▶ Task statement:
Select all lines holding the word "Group" from the entries that follow.

Records excerpted from a collection
+++
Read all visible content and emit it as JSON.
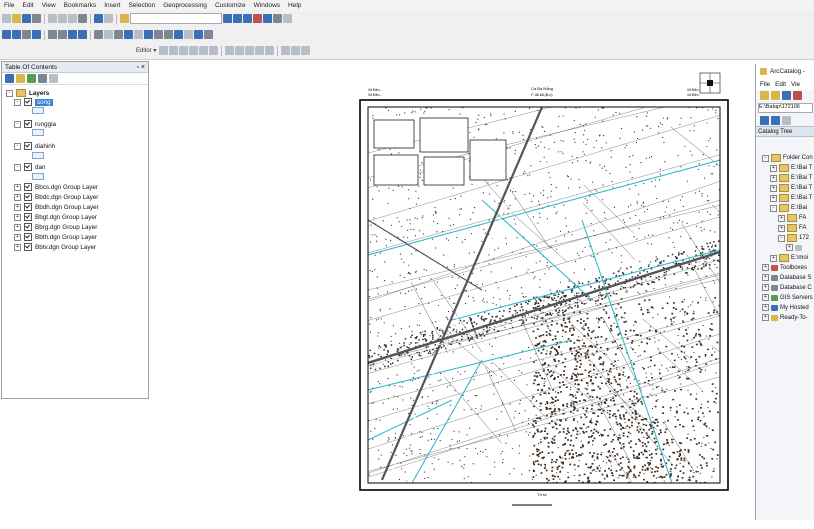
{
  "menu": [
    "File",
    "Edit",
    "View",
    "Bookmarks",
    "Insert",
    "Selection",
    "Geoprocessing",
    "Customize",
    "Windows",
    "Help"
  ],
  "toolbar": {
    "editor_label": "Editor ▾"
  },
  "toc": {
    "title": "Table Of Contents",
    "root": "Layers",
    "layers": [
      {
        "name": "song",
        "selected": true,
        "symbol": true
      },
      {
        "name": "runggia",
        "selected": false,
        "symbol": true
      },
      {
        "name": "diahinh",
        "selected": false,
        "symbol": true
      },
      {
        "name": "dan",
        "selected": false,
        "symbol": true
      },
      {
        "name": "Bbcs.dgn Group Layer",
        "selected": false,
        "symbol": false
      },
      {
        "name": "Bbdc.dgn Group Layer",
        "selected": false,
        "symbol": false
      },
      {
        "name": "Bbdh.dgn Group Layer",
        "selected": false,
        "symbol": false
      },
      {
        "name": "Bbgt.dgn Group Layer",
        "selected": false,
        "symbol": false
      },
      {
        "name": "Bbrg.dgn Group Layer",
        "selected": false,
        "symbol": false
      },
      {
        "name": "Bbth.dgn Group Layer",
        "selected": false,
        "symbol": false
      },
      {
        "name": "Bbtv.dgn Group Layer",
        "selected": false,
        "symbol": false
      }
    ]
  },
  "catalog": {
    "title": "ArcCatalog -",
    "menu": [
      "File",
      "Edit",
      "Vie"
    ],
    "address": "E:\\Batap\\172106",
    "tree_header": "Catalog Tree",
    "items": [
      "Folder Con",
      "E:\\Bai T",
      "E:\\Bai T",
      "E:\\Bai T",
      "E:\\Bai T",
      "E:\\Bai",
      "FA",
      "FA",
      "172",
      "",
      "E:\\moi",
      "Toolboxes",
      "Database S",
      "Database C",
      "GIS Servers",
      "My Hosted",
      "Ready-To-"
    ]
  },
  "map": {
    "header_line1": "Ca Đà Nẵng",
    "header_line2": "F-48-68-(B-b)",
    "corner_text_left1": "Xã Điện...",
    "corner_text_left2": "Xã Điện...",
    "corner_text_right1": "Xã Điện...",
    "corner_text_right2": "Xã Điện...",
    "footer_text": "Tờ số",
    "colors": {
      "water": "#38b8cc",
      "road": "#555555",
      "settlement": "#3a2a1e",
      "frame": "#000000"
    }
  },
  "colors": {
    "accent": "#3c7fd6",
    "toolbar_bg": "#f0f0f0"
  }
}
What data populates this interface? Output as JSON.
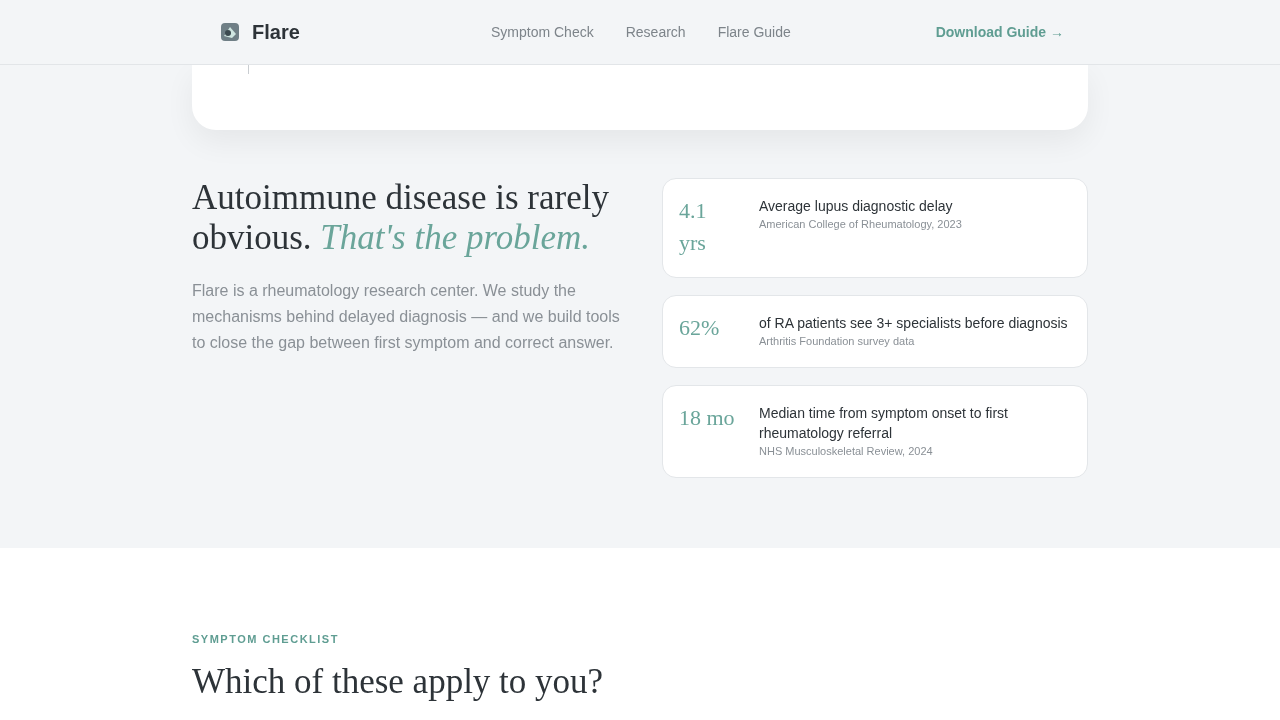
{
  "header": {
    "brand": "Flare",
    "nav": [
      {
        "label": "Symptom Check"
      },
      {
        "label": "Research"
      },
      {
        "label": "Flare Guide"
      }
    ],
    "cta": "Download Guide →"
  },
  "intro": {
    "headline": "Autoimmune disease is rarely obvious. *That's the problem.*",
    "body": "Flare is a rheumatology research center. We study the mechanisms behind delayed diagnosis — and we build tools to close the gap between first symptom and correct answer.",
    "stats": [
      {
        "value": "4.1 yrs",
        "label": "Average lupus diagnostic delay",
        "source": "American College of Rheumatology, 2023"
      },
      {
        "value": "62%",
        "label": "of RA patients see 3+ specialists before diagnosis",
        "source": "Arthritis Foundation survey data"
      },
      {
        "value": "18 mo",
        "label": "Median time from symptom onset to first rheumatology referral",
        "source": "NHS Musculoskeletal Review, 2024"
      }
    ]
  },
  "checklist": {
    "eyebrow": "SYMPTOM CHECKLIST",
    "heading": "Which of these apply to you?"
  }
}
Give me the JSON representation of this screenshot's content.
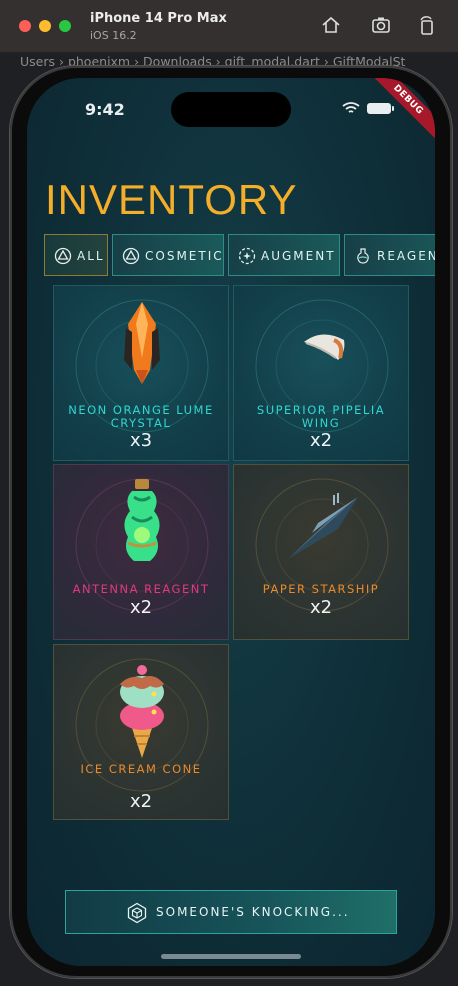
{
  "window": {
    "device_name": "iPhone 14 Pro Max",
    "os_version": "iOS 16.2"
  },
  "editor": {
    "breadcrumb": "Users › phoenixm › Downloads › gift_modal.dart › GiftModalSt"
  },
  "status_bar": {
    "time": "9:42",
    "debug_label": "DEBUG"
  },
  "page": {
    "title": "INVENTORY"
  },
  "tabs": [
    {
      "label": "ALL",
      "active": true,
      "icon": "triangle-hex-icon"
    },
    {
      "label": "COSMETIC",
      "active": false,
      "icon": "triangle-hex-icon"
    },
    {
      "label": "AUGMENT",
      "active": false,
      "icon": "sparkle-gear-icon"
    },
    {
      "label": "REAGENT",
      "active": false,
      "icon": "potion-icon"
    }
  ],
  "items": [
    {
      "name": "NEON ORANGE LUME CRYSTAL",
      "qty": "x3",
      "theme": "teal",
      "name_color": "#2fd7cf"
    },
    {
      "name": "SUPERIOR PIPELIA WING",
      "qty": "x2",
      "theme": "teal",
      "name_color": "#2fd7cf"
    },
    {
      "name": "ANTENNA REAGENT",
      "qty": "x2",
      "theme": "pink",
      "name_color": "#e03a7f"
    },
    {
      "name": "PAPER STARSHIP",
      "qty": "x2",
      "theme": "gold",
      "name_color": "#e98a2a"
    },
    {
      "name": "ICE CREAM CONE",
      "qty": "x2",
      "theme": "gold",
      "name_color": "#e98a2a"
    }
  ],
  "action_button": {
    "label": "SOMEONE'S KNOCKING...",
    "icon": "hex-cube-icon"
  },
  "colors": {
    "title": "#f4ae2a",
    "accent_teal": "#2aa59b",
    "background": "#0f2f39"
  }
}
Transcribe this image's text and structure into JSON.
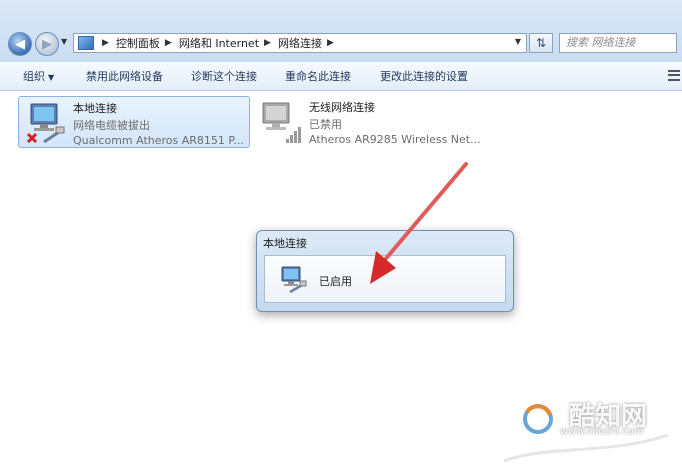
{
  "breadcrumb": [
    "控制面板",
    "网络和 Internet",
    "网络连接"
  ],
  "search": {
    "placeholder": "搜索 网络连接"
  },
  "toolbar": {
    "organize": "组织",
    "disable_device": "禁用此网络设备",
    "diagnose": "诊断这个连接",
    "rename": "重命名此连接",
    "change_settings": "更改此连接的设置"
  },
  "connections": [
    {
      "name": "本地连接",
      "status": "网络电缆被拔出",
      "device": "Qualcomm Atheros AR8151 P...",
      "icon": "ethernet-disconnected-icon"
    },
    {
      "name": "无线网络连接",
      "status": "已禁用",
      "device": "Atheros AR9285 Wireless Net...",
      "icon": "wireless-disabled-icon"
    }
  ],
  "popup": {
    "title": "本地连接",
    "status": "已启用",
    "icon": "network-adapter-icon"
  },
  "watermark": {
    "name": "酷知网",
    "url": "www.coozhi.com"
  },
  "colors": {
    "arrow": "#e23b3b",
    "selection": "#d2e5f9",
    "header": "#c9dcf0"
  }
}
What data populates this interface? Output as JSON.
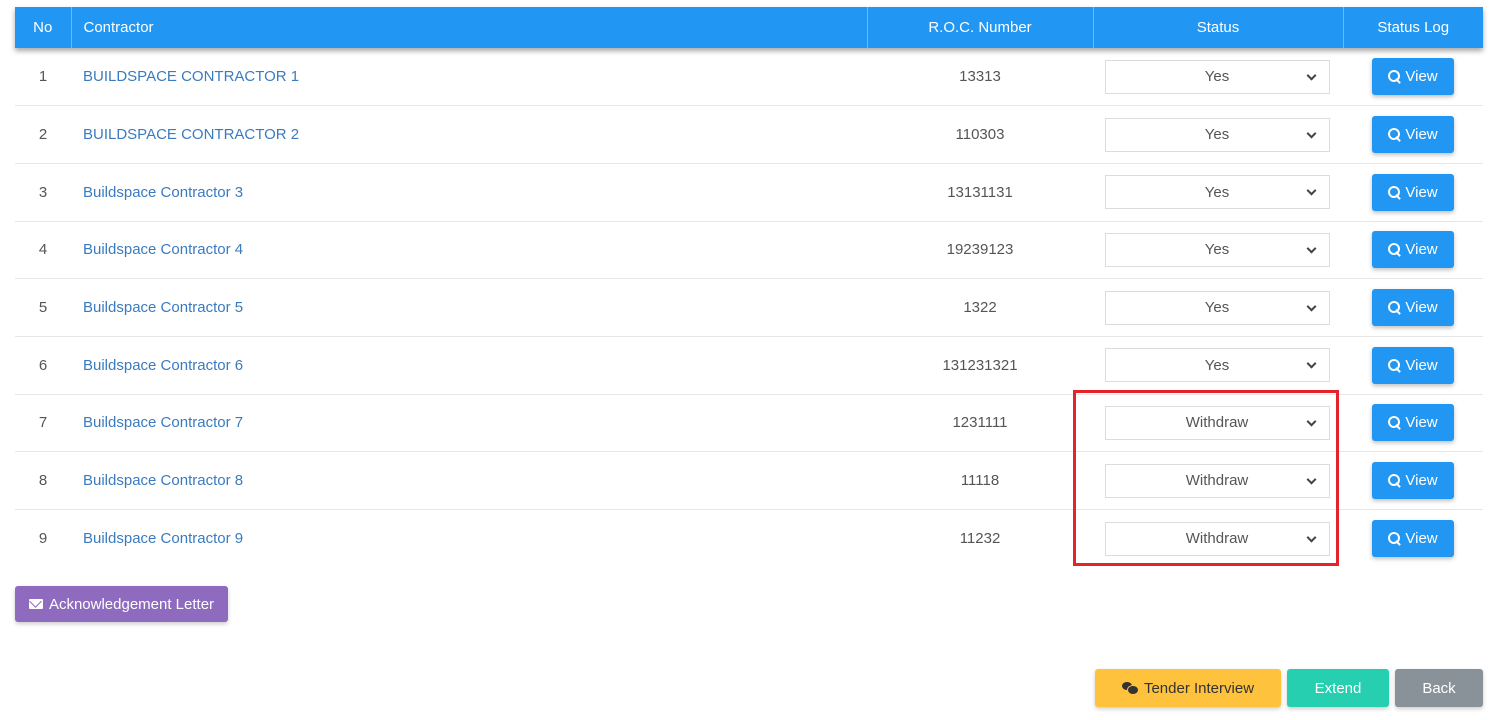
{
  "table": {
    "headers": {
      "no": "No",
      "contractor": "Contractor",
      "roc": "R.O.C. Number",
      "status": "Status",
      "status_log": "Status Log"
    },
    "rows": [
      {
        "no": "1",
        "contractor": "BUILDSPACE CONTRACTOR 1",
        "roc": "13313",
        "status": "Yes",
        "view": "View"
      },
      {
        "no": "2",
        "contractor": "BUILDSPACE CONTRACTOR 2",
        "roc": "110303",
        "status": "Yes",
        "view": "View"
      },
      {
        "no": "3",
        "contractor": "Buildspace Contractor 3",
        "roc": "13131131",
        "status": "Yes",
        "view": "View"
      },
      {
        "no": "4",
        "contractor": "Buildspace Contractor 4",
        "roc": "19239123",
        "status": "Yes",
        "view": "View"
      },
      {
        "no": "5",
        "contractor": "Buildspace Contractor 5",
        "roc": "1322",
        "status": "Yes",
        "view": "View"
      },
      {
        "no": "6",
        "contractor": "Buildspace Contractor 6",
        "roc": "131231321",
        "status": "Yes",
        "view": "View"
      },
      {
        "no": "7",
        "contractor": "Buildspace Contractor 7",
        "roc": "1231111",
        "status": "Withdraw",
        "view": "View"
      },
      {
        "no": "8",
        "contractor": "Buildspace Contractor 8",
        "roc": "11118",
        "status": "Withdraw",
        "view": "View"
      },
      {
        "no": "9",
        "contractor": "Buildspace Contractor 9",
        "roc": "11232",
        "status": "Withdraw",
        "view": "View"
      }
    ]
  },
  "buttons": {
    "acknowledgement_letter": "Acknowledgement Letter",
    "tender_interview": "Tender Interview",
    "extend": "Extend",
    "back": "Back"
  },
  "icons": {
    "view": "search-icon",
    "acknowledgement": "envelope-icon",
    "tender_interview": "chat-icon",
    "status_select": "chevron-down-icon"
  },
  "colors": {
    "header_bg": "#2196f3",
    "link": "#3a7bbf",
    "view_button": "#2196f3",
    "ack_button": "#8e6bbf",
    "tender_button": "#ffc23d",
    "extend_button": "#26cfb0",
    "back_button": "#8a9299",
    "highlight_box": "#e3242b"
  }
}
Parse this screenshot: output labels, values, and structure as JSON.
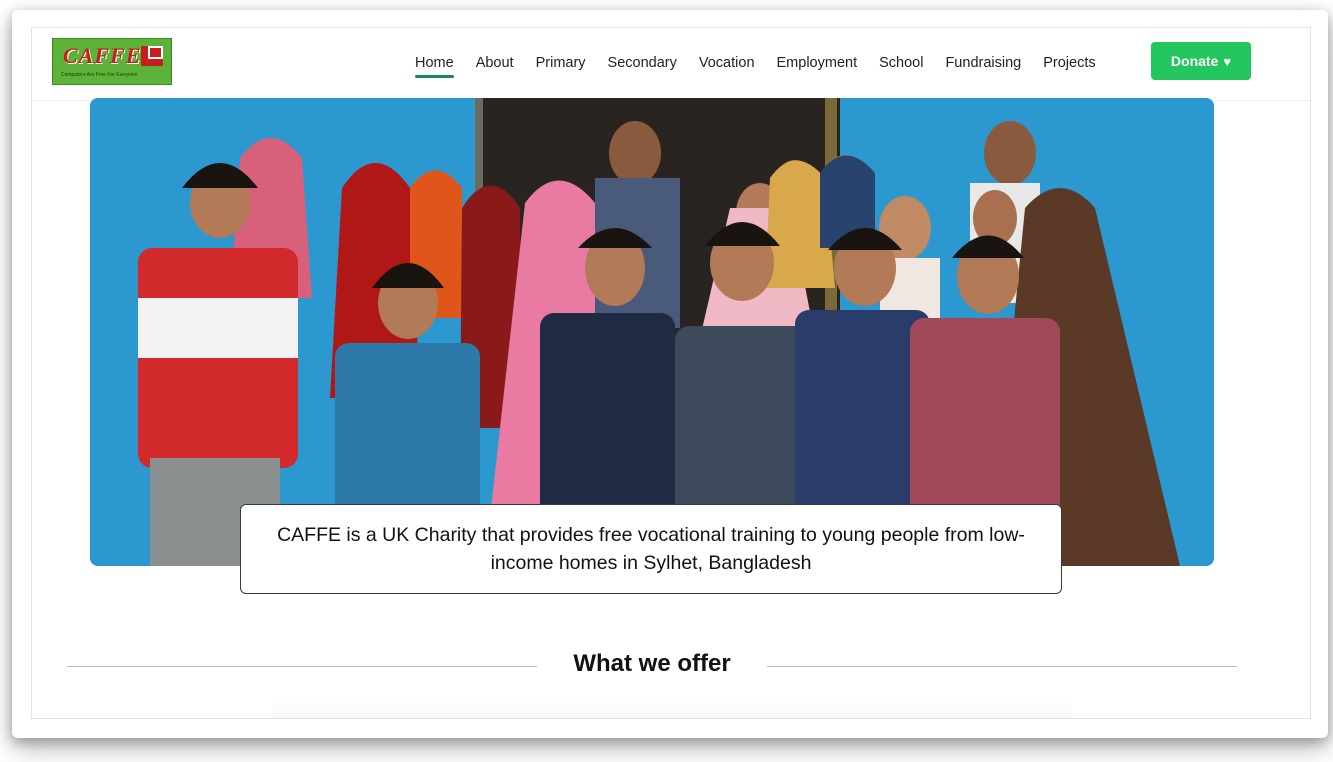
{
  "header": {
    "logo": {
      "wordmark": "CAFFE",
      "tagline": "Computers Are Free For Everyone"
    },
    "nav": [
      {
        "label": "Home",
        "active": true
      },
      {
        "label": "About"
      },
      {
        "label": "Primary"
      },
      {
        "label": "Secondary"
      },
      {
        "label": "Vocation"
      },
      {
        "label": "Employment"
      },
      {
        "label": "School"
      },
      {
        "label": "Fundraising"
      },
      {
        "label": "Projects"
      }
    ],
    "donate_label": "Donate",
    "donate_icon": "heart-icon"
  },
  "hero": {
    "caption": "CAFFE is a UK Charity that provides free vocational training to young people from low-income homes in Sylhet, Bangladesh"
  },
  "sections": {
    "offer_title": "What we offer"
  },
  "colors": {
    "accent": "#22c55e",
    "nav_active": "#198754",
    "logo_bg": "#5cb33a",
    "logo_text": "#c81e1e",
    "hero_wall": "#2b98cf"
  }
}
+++
▶ Answer to the problem:
        "name": "Bbcs.dgn Group Layer",
        "name": "Bbdc.dgn Group Layer",
        "name": "Bbdh.dgn Group Layer",
        "name": "Bbgt.dgn Group Layer",
        "name": "Bbrg.dgn Group Layer",
        "name": "Bbth.dgn Group Layer",
        "name": "Bbtv.dgn Group Layer",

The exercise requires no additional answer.